* [Work instructions] Whatever appears in the listing must be reproduced exactly.
Supplied material: Begin
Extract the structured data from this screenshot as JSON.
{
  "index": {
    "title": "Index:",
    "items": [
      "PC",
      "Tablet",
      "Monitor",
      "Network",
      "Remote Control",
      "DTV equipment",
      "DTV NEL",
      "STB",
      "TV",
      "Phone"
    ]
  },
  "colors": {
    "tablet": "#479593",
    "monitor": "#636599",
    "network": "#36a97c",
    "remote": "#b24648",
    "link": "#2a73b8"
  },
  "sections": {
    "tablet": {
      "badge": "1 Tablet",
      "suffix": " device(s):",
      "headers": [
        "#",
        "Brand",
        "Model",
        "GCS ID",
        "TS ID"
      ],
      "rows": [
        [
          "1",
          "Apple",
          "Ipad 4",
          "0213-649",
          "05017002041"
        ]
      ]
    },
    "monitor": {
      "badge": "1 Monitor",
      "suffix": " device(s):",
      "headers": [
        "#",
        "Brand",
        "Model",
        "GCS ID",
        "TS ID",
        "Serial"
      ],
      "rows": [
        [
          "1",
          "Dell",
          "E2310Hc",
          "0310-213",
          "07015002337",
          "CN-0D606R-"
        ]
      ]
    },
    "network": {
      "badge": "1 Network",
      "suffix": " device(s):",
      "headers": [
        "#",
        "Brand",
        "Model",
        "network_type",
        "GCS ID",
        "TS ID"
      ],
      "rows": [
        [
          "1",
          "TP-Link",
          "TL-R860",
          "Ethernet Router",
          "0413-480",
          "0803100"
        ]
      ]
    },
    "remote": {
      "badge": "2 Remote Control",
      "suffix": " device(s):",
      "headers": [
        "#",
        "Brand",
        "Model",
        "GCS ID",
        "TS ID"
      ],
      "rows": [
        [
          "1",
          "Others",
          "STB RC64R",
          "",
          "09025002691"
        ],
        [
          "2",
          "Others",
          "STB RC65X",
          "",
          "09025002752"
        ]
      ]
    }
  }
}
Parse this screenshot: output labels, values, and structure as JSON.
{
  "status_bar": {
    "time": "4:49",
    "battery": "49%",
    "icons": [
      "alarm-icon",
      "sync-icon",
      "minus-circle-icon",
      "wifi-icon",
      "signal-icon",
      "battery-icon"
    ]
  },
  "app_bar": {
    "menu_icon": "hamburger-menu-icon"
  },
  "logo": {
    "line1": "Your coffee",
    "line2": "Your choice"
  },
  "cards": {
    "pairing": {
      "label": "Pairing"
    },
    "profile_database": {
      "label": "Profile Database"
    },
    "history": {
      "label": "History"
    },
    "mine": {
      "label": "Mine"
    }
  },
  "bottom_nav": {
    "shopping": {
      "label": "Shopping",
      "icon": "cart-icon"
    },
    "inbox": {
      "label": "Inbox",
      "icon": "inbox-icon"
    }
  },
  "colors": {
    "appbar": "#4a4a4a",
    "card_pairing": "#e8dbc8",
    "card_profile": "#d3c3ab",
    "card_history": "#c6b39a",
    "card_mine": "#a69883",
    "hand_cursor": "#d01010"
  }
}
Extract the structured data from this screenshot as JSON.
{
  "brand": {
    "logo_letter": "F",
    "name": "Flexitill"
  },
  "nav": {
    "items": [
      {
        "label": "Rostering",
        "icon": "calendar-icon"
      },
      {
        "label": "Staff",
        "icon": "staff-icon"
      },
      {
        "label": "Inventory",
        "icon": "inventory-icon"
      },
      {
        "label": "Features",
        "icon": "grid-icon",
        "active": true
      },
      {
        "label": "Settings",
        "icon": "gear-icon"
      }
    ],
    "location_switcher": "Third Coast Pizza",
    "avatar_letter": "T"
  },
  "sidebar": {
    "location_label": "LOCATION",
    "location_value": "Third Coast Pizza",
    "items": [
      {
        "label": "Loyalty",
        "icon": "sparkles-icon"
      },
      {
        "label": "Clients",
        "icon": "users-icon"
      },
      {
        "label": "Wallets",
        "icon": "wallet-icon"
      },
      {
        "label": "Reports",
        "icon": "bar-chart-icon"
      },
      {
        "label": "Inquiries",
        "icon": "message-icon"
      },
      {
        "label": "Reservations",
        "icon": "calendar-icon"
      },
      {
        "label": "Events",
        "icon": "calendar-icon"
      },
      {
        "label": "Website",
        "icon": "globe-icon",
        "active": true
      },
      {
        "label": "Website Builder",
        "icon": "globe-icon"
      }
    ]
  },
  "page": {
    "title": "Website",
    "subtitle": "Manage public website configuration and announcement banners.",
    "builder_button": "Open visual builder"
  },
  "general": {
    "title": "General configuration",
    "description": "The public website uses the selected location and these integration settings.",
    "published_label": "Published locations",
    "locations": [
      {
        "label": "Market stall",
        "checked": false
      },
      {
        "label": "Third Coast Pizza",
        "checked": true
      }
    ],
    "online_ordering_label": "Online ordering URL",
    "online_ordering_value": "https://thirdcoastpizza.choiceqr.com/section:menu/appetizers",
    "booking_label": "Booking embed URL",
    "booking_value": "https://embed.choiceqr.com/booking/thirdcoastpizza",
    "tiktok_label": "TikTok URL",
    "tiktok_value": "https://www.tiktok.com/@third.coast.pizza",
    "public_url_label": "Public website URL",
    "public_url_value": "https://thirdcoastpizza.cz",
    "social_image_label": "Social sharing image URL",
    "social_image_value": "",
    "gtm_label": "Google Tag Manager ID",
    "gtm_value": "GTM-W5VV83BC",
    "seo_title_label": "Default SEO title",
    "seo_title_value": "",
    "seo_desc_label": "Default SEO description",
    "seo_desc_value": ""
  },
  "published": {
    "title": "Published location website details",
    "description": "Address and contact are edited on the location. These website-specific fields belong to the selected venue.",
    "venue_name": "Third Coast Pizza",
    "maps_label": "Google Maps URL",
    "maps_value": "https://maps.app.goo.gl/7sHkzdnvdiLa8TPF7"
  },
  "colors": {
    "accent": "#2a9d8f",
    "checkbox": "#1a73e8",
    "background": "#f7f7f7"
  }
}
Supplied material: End
* [Answer to the problem]
Extract the structured data from this screenshot as JSON.
{
  "index": {
    "title": "Index:",
    "items": [
      "PC",
      "Tablet",
      "Monitor",
      "Network",
      "Remote Control",
      "DTV equipment",
      "DTV NEL",
      "STB",
      "TV",
      "Phone"
    ]
  },
  "colors": {
    "tablet": "#479593",
    "monitor": "#636599",
    "network": "#36a97c",
    "remote": "#b24648",
    "link": "#2a73b8"
  },
  "sections": {
    "tablet": {
      "badge": "1 Tablet",
      "suffix": " device(s):",
      "headers": [
        "#",
        "Brand",
        "Model",
        "GCS ID",
        "TS ID"
      ],
      "rows": [
        [
          "1",
          "Apple",
          "Ipad 4",
          "0213-649",
          "05017002041"
        ]
      ]
    },
    "monitor": {
      "badge": "1 Monitor",
      "suffix": " device(s):",
      "headers": [
        "#",
        "Brand",
        "Model",
        "GCS ID",
        "TS ID",
        "Serial"
      ],
      "rows": [
        [
          "1",
          "Dell",
          "E2310Hc",
          "0310-213",
          "07015002337",
          "CN-0D606R-"
        ]
      ]
    },
    "network": {
      "badge": "1 Network",
      "suffix": " device(s):",
      "headers": [
        "#",
        "Brand",
        "Model",
        "network_type",
        "GCS ID",
        "TS ID"
      ],
      "rows": [
        [
          "1",
          "TP-Link",
          "TL-R860",
          "Ethernet Router",
          "0413-480",
          "0803100"
        ]
      ]
    },
    "remote": {
      "badge": "2 Remote Control",
      "suffix": " device(s):",
      "headers": [
        "#",
        "Brand",
        "Model",
        "GCS ID",
        "TS ID"
      ],
      "rows": [
        [
          "1",
          "Others",
          "STB RC64R",
          "",
          "09025002691"
        ],
        [
          "2",
          "Others",
          "STB RC65X",
          "",
          "09025002752"
        ]
      ]
    }
  }
}
Parse this screenshot: output labels, values, and structure as JSON.
{
  "status_bar": {
    "time": "4:49",
    "battery": "49%",
    "icons": [
      "alarm-icon",
      "sync-icon",
      "minus-circle-icon",
      "wifi-icon",
      "signal-icon",
      "battery-icon"
    ]
  },
  "app_bar": {
    "menu_icon": "hamburger-menu-icon"
  },
  "logo": {
    "line1": "Your coffee",
    "line2": "Your choice"
  },
  "cards": {
    "pairing": {
      "label": "Pairing"
    },
    "profile_database": {
      "label": "Profile Database"
    },
    "history": {
      "label": "History"
    },
    "mine": {
      "label": "Mine"
    }
  },
  "bottom_nav": {
    "shopping": {
      "label": "Shopping",
      "icon": "cart-icon"
    },
    "inbox": {
      "label": "Inbox",
      "icon": "inbox-icon"
    }
  },
  "colors": {
    "appbar": "#4a4a4a",
    "card_pairing": "#e8dbc8",
    "card_profile": "#d3c3ab",
    "card_history": "#c6b39a",
    "card_mine": "#a69883",
    "hand_cursor": "#d01010"
  }
}
Extract the structured data from this screenshot as JSON.
{
  "brand": {
    "logo_letter": "F",
    "name": "Flexitill"
  },
  "nav": {
    "items": [
      {
        "label": "Rostering",
        "icon": "calendar-icon"
      },
      {
        "label": "Staff",
        "icon": "staff-icon"
      },
      {
        "label": "Inventory",
        "icon": "inventory-icon"
      },
      {
        "label": "Features",
        "icon": "grid-icon",
        "active": true
      },
      {
        "label": "Settings",
        "icon": "gear-icon"
      }
    ],
    "location_switcher": "Third Coast Pizza",
    "avatar_letter": "T"
  },
  "sidebar": {
    "location_label": "LOCATION",
    "location_value": "Third Coast Pizza",
    "items": [
      {
        "label": "Loyalty",
        "icon": "sparkles-icon"
      },
      {
        "label": "Clients",
        "icon": "users-icon"
      },
      {
        "label": "Wallets",
        "icon": "wallet-icon"
      },
      {
        "label": "Reports",
        "icon": "bar-chart-icon"
      },
      {
        "label": "Inquiries",
        "icon": "message-icon"
      },
      {
        "label": "Reservations",
        "icon": "calendar-icon"
      },
      {
        "label": "Events",
        "icon": "calendar-icon"
      },
      {
        "label": "Website",
        "icon": "globe-icon",
        "active": true
      },
      {
        "label": "Website Builder",
        "icon": "globe-icon"
      }
    ]
  },
  "page": {
    "title": "Website",
    "subtitle": "Manage public website configuration and announcement banners.",
    "builder_button": "Open visual builder"
  },
  "general": {
    "title": "General configuration",
    "description": "The public website uses the selected location and these integration settings.",
    "published_label": "Published locations",
    "locations": [
      {
        "label": "Market stall",
        "checked": false
      },
      {
        "label": "Third Coast Pizza",
        "checked": true
      }
    ],
    "online_ordering_label": "Online ordering URL",
    "online_ordering_value": "https://thirdcoastpizza.choiceqr.com/section:menu/appetizers",
    "booking_label": "Booking embed URL",
    "booking_value": "https://embed.choiceqr.com/booking/thirdcoastpizza",
    "tiktok_label": "TikTok URL",
    "tiktok_value": "https://www.tiktok.com/@third.coast.pizza",
    "public_url_label": "Public website URL",
    "public_url_value": "https://thirdcoastpizza.cz",
    "social_image_label": "Social sharing image URL",
    "social_image_value": "",
    "gtm_label": "Google Tag Manager ID",
    "gtm_value": "GTM-W5VV83BC",
    "seo_title_label": "Default SEO title",
    "seo_title_value": "",
    "seo_desc_label": "Default SEO description",
    "seo_desc_value": ""
  },
  "published": {
    "title": "Published location website details",
    "description": "Address and contact are edited on the location. These website-specific fields belong to the selected venue.",
    "venue_name": "Third Coast Pizza",
    "maps_label": "Google Maps URL",
    "maps_value": "https://maps.app.goo.gl/7sHkzdnvdiLa8TPF7"
  },
  "colors": {
    "accent": "#2a9d8f",
    "checkbox": "#1a73e8",
    "background": "#f7f7f7"
  }
}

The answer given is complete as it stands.